In 2016, we need to talk explicitly about poverty and get active about the menu of local, state, and federal options for changing the trajectories of our children who are increasingly being imprinted with the effects of family, school, and community disadvantage. We know what to do: it will be difficult, expensive, incomplete, and for many, unsatisfying. Reducing poverty is a long term proposition, which is why the 50 year trends are so telling and distressing. But given what we know, we cannot continue to avoid dealing with U.S. poverty, either rhetorically or substantively.
 Julia Isaacs, Sara Edelstein, Heather Hahnellen Steele, and C. Eugene Steuerle, Kids’share 2015 Report On Federal Expenditures On Children In 2014 And Future Projections (Washington, DC: The Urban Institute, September 29, 2015).
 Ajay Chaudry, Christopher Wimer, Suzanne Macartney, Lauren Frohlich, Colin Campbell, Kendall Swenson, Don Oellerich, and Susan Hauan, Poverty in the United States: 50-year Trends and Safety Net Impacts, (Washington, DC: Office of the Assistant Secretary for Planning and Evaluation, March 2016).
 Ife Floyd , Ladonna Pavetti, Liz Schott, TANF Continues to Weaken as a Safety Net, (Washington, DC: Center on Budget and Policy Priorities, October 27, 2015).
 Greg Duncan and Jeanne Brooks-Gunn, Consequences of Growing Up Poor (New York: Russell Sage Foundation, 1999).
 Kathryn J. Edin and H. Luke Shaefer, $2.00 a Day: Living on Almost Nothing in America (New York: Houghton Mifflin Harcourt, 2015), and Matthew Desmond, Evicted: Poverty and Profit in the American City (New York: Crown, 2016).
 See for example, Sara B. Johnson, Jenna L. Riis, Kimberly G. Noble, “State of the Art Review: Poverty and the Developing Brain,” JAMA Pediatrics, March 2016.
 Linda Giannarelli, Laura Wheaton, Joyce Morton, How Much Could Policy Changes Reduce Poverty in New York City? (Washington, DC: The Urban Institute, March 9, 2015) available online http://www.urban.org/research/publication/how-much-could-policy-changes-reduce-poverty-new-york-city

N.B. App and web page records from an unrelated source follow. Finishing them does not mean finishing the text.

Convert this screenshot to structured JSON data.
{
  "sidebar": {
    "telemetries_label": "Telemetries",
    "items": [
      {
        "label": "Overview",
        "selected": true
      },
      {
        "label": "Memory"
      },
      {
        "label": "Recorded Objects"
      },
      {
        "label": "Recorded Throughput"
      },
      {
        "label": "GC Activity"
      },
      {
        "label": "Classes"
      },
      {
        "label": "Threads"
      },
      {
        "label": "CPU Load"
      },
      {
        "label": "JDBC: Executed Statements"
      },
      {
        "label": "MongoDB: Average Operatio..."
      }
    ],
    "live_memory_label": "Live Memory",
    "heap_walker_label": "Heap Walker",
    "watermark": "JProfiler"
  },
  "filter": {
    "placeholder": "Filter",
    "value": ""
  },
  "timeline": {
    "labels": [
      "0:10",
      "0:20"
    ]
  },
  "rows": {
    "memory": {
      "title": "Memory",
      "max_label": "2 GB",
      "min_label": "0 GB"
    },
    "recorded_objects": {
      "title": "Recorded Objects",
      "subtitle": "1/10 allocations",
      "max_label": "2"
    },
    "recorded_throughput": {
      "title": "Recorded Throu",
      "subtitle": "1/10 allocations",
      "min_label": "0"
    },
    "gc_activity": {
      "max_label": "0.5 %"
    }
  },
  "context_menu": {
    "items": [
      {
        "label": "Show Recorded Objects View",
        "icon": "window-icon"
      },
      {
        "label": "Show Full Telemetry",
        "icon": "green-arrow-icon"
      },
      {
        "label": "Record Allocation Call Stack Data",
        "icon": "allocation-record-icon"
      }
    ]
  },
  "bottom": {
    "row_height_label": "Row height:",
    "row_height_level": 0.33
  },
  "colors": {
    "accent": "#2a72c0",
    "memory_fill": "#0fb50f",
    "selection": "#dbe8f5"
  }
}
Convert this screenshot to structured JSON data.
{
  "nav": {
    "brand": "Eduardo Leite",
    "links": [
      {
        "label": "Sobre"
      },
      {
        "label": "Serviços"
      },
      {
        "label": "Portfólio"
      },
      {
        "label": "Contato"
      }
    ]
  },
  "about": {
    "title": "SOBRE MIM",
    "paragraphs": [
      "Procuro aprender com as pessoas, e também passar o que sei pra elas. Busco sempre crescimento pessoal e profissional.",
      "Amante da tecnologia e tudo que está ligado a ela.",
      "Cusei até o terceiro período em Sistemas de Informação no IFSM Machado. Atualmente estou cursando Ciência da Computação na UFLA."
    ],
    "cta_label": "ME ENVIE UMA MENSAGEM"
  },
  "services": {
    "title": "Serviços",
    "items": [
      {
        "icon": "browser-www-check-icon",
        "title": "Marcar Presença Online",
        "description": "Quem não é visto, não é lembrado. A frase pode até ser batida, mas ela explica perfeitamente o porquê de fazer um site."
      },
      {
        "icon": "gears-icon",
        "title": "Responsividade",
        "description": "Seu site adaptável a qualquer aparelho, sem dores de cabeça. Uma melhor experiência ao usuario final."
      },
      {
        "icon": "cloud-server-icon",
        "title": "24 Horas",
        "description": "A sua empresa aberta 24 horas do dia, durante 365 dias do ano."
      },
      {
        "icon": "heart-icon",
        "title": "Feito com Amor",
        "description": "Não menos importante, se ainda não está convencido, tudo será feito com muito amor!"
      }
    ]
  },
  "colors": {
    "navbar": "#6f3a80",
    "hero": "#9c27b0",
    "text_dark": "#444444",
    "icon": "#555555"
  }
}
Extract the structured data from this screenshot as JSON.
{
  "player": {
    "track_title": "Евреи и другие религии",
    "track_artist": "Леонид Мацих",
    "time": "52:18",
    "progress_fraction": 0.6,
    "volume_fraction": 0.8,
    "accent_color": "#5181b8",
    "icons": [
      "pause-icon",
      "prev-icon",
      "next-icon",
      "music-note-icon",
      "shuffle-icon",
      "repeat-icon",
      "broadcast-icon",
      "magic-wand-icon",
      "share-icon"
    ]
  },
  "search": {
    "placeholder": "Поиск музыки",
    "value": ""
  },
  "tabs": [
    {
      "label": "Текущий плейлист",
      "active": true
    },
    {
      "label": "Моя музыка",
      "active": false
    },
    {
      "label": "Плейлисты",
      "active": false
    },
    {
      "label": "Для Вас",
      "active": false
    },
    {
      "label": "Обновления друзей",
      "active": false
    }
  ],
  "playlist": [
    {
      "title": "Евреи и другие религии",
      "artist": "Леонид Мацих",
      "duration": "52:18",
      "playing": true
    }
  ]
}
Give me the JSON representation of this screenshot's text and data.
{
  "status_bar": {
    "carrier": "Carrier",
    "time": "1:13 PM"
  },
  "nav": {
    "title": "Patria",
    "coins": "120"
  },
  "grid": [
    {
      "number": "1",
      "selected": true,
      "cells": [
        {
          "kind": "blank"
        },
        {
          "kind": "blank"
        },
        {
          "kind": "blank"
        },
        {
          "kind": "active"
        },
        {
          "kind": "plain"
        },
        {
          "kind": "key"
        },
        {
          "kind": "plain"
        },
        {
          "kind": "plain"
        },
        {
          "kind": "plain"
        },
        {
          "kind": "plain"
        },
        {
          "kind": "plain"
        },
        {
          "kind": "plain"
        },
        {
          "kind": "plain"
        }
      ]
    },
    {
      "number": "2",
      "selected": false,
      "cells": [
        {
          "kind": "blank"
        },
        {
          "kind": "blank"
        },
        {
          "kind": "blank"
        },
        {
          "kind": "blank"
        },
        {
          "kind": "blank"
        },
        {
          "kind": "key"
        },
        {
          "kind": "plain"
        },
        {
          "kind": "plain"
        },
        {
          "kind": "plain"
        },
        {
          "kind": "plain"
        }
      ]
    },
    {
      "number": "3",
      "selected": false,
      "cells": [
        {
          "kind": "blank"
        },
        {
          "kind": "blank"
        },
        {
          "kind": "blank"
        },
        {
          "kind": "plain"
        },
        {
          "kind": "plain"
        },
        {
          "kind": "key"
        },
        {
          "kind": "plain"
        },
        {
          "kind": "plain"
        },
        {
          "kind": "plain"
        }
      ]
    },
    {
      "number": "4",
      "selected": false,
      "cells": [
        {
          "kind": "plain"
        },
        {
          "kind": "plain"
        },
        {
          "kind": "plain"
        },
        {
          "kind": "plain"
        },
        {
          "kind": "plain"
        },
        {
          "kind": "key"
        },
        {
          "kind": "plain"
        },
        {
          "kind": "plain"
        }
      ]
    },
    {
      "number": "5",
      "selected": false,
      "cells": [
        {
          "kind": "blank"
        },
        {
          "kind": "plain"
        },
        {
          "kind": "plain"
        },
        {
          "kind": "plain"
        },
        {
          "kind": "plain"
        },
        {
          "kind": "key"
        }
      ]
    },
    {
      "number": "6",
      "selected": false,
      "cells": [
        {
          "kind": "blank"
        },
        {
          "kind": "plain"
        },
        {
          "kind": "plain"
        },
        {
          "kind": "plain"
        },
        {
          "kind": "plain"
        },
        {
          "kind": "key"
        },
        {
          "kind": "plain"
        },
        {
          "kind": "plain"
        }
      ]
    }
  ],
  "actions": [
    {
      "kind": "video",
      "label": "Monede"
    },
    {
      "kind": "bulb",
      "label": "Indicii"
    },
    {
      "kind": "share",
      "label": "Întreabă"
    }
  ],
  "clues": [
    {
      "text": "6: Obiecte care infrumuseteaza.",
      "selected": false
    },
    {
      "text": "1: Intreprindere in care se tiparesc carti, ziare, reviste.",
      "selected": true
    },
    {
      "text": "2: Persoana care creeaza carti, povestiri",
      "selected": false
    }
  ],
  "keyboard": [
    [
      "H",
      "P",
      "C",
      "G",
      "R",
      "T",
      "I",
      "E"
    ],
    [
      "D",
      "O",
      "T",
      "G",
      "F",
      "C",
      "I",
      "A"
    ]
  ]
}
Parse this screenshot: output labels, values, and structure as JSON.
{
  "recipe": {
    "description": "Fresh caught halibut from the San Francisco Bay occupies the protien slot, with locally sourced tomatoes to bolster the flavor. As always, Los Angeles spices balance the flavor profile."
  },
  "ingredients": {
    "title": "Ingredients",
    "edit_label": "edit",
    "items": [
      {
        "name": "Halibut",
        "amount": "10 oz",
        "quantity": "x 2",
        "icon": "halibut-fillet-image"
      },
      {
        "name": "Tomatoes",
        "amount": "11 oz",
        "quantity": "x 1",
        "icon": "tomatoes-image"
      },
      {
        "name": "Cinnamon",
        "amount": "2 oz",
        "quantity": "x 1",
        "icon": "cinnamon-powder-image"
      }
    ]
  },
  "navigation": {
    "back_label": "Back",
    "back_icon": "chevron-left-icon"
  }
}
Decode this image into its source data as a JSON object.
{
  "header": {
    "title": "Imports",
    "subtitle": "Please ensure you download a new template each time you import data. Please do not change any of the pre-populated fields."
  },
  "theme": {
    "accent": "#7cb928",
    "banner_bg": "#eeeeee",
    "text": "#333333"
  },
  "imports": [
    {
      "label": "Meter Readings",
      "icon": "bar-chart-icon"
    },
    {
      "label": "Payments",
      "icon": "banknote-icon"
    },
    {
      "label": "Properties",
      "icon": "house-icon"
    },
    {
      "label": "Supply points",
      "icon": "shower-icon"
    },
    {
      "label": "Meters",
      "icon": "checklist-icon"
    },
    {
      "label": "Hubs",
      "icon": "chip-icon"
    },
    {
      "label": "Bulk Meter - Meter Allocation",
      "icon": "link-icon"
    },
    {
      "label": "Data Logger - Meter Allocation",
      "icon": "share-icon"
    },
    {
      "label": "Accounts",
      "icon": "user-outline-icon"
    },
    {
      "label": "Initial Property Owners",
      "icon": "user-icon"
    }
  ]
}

Thanks for starting the conversation. In your concluding paragraph you talk about local, state, and federal options that will change the trajectory. I might offer another (hybrid) approach. I think it is important to recognize that there are many entities invested in poverty. Poverty (and keeping people in the throes thereof) is quite an industry, from which many profit. The problem with so many social problems is that we never invite big money… I am talking private capital… To the table. One reason (certainty not the only) effective organizations don’t have wide spread uptake of known “fixes” is they cannot attract the capital to “scale” the solutions more broadly. So, we end up with a patchwork of non-profits who never get big enough to have “society-wide” impact on poverty and (in the aggregate) are inefficient due to the fragmented nature of the sector. We need to identify winning programs at very well run non-profits and leverage the power of greed to scale these solutions. One thing capital (free-flowing investment dollars) does well is find the most efficient and effective way to produce yield. If state and local governments would commit to paying high yields on social impact bonds that find high performing and scalable solutions at well managed non-profits, investment dollars would flow in. I don’t know what those solutions are, but THEY ARE OUT THERE!
If you give the market an opportunity to invest in high-yield social impact bonds, I believe you will have two outcomes;
1) high performing non-profits capable of making a dent in the problem will get the capital needed to scale programs/initiatives to have desired impact
2) it gives the market a viable alternative to investing in the fundamental problems, from which it is profiting.
Social impact bonds are not the end-all/be-all, but they are a way that we can include private INVESTMENT in finding large-scale solutions to poverty… And it makes capitalist, like me, feel as if we aren’t all bad!